DATA FOR ANALYSIS:
+-------+

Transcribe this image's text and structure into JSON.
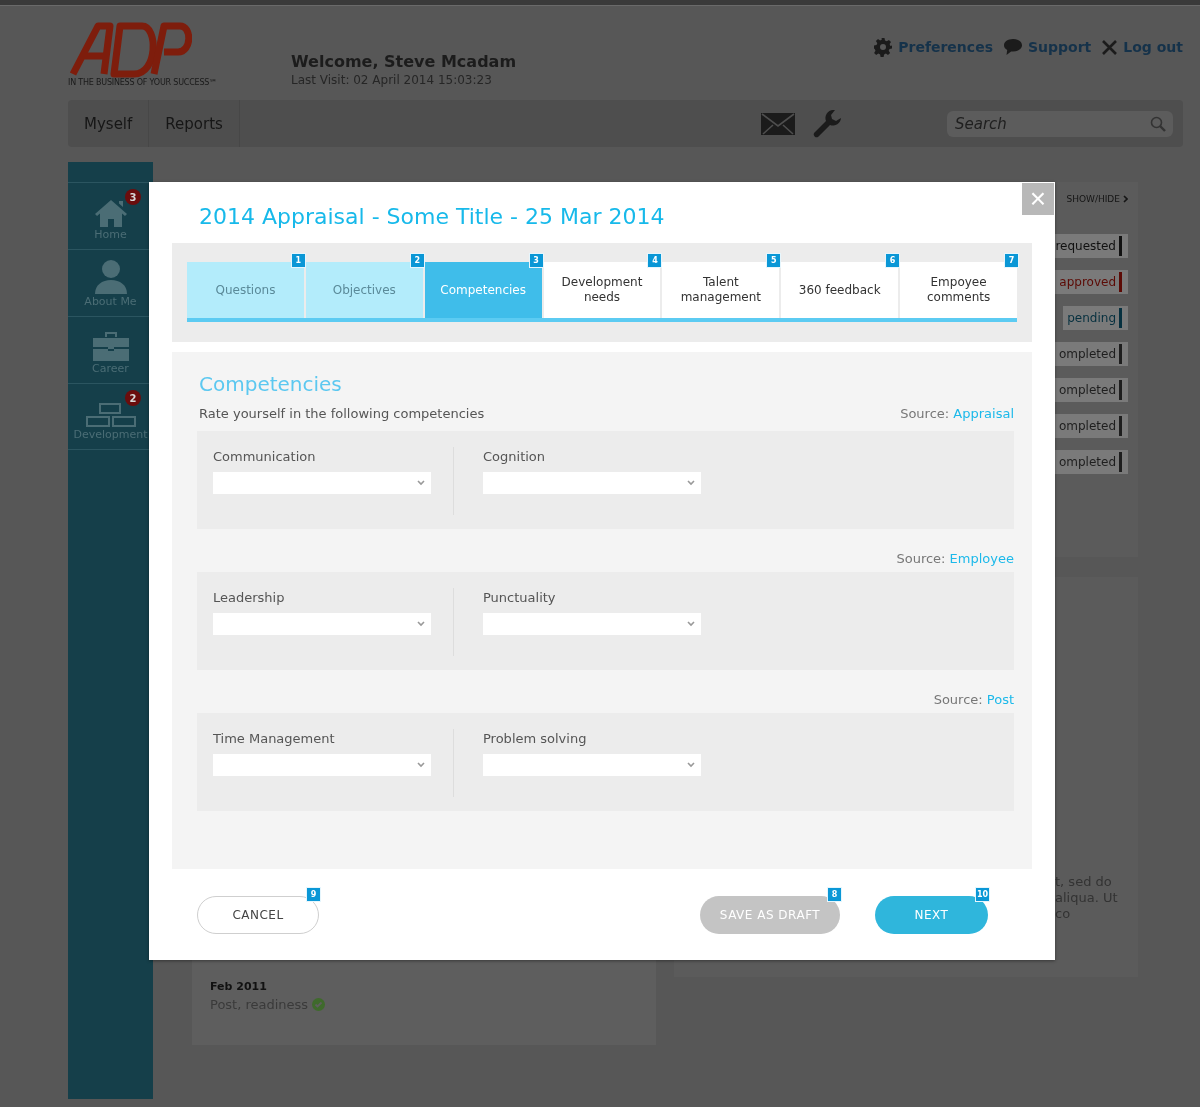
{
  "header": {
    "logo_tagline": "IN THE BUSINESS OF YOUR SUCCESS℠",
    "welcome": "Welcome,  Steve Mcadam",
    "last_visit": "Last Visit: 02 April 2014 15:03:23",
    "links": [
      {
        "kind": "gear",
        "label": "Preferences"
      },
      {
        "kind": "chat",
        "label": "Support"
      },
      {
        "kind": "close",
        "label": "Log out"
      }
    ]
  },
  "nav": {
    "items": [
      "Myself",
      "Reports"
    ],
    "search": {
      "placeholder": "Search"
    }
  },
  "sidebar": {
    "items": [
      {
        "kind": "home",
        "label": "Home",
        "badge": "3"
      },
      {
        "kind": "person",
        "label": "About Me"
      },
      {
        "kind": "briefcase",
        "label": "Career"
      },
      {
        "kind": "bricks",
        "label": "Development",
        "badge": "2"
      }
    ]
  },
  "history": {
    "date": "Feb 2011",
    "status": "Post, readiness"
  },
  "right_panel": {
    "toggle": "SHOW/HIDE",
    "statuses": [
      {
        "label": "requested",
        "color": "#111111"
      },
      {
        "label": "approved",
        "color": "#5c0a05"
      },
      {
        "label": "pending",
        "color": "#06303f"
      },
      {
        "label": "ompleted",
        "color": "#1e1e1e"
      },
      {
        "label": "ompleted",
        "color": "#1e1e1e"
      },
      {
        "label": "ompleted",
        "color": "#1e1e1e"
      },
      {
        "label": "ompleted",
        "color": "#1e1e1e"
      }
    ],
    "text_lines": [
      "t, sed do",
      "aliqua. Ut",
      "co"
    ]
  },
  "modal": {
    "title": "2014 Appraisal - Some Title - 25 Mar 2014",
    "close": "×",
    "tabs": [
      {
        "label": "Questions",
        "badge": "1",
        "done": true,
        "selected": false
      },
      {
        "label": "Objectives",
        "badge": "2",
        "done": true,
        "selected": false
      },
      {
        "label": "Competencies",
        "badge": "3",
        "done": true,
        "selected": true
      },
      {
        "label": "Development needs",
        "badge": "4",
        "done": false,
        "selected": false
      },
      {
        "label": "Talent management",
        "badge": "5",
        "done": false,
        "selected": false
      },
      {
        "label": "360 feedback",
        "badge": "6",
        "done": false,
        "selected": false
      },
      {
        "label": "Empoyee comments",
        "badge": "7",
        "done": false,
        "selected": false
      }
    ],
    "heading": "Competencies",
    "subtitle": "Rate yourself in the following competencies",
    "groups": [
      {
        "source_label": "Source:",
        "source": "Appraisal",
        "fields": [
          "Communication",
          "Cognition"
        ]
      },
      {
        "source_label": "Source:",
        "source": "Employee",
        "fields": [
          "Leadership",
          "Punctuality"
        ]
      },
      {
        "source_label": "Source:",
        "source": "Post",
        "fields": [
          "Time Management",
          "Problem solving"
        ]
      }
    ],
    "buttons": [
      {
        "kind": "cancel",
        "label": "CANCEL",
        "badge": "9"
      },
      {
        "kind": "draft",
        "label": "SAVE AS DRAFT",
        "badge": "8"
      },
      {
        "kind": "next",
        "label": "NEXT",
        "badge": "10"
      }
    ]
  }
}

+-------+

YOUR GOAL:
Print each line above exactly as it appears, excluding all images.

RESPONSE TO THE EXERCISE:
Transcribe this image's text and structure into JSON.
{
  "header": {
    "logo_tagline": "IN THE BUSINESS OF YOUR SUCCESS℠",
    "welcome": "Welcome,  Steve Mcadam",
    "last_visit": "Last Visit: 02 April 2014 15:03:23",
    "links": [
      {
        "kind": "gear",
        "label": "Preferences"
      },
      {
        "kind": "chat",
        "label": "Support"
      },
      {
        "kind": "close",
        "label": "Log out"
      }
    ]
  },
  "nav": {
    "items": [
      "Myself",
      "Reports"
    ],
    "search": {
      "placeholder": "Search"
    }
  },
  "sidebar": {
    "items": [
      {
        "kind": "home",
        "label": "Home",
        "badge": "3"
      },
      {
        "kind": "person",
        "label": "About Me"
      },
      {
        "kind": "briefcase",
        "label": "Career"
      },
      {
        "kind": "bricks",
        "label": "Development",
        "badge": "2"
      }
    ]
  },
  "history": {
    "date": "Feb 2011",
    "status": "Post, readiness"
  },
  "right_panel": {
    "toggle": "SHOW/HIDE",
    "statuses": [
      {
        "label": "requested",
        "color": "#111111"
      },
      {
        "label": "approved",
        "color": "#5c0a05"
      },
      {
        "label": "pending",
        "color": "#06303f"
      },
      {
        "label": "ompleted",
        "color": "#1e1e1e"
      },
      {
        "label": "ompleted",
        "color": "#1e1e1e"
      },
      {
        "label": "ompleted",
        "color": "#1e1e1e"
      },
      {
        "label": "ompleted",
        "color": "#1e1e1e"
      }
    ],
    "text_lines": [
      "t, sed do",
      "aliqua. Ut",
      "co"
    ]
  },
  "modal": {
    "title": "2014 Appraisal - Some Title - 25 Mar 2014",
    "close": "×",
    "tabs": [
      {
        "label": "Questions",
        "badge": "1",
        "done": true,
        "selected": false
      },
      {
        "label": "Objectives",
        "badge": "2",
        "done": true,
        "selected": false
      },
      {
        "label": "Competencies",
        "badge": "3",
        "done": true,
        "selected": true
      },
      {
        "label": "Development needs",
        "badge": "4",
        "done": false,
        "selected": false
      },
      {
        "label": "Talent management",
        "badge": "5",
        "done": false,
        "selected": false
      },
      {
        "label": "360 feedback",
        "badge": "6",
        "done": false,
        "selected": false
      },
      {
        "label": "Empoyee comments",
        "badge": "7",
        "done": false,
        "selected": false
      }
    ],
    "heading": "Competencies",
    "subtitle": "Rate yourself in the following competencies",
    "groups": [
      {
        "source_label": "Source:",
        "source": "Appraisal",
        "fields": [
          "Communication",
          "Cognition"
        ]
      },
      {
        "source_label": "Source:",
        "source": "Employee",
        "fields": [
          "Leadership",
          "Punctuality"
        ]
      },
      {
        "source_label": "Source:",
        "source": "Post",
        "fields": [
          "Time Management",
          "Problem solving"
        ]
      }
    ],
    "buttons": [
      {
        "kind": "cancel",
        "label": "CANCEL",
        "badge": "9"
      },
      {
        "kind": "draft",
        "label": "SAVE AS DRAFT",
        "badge": "8"
      },
      {
        "kind": "next",
        "label": "NEXT",
        "badge": "10"
      }
    ]
  }
}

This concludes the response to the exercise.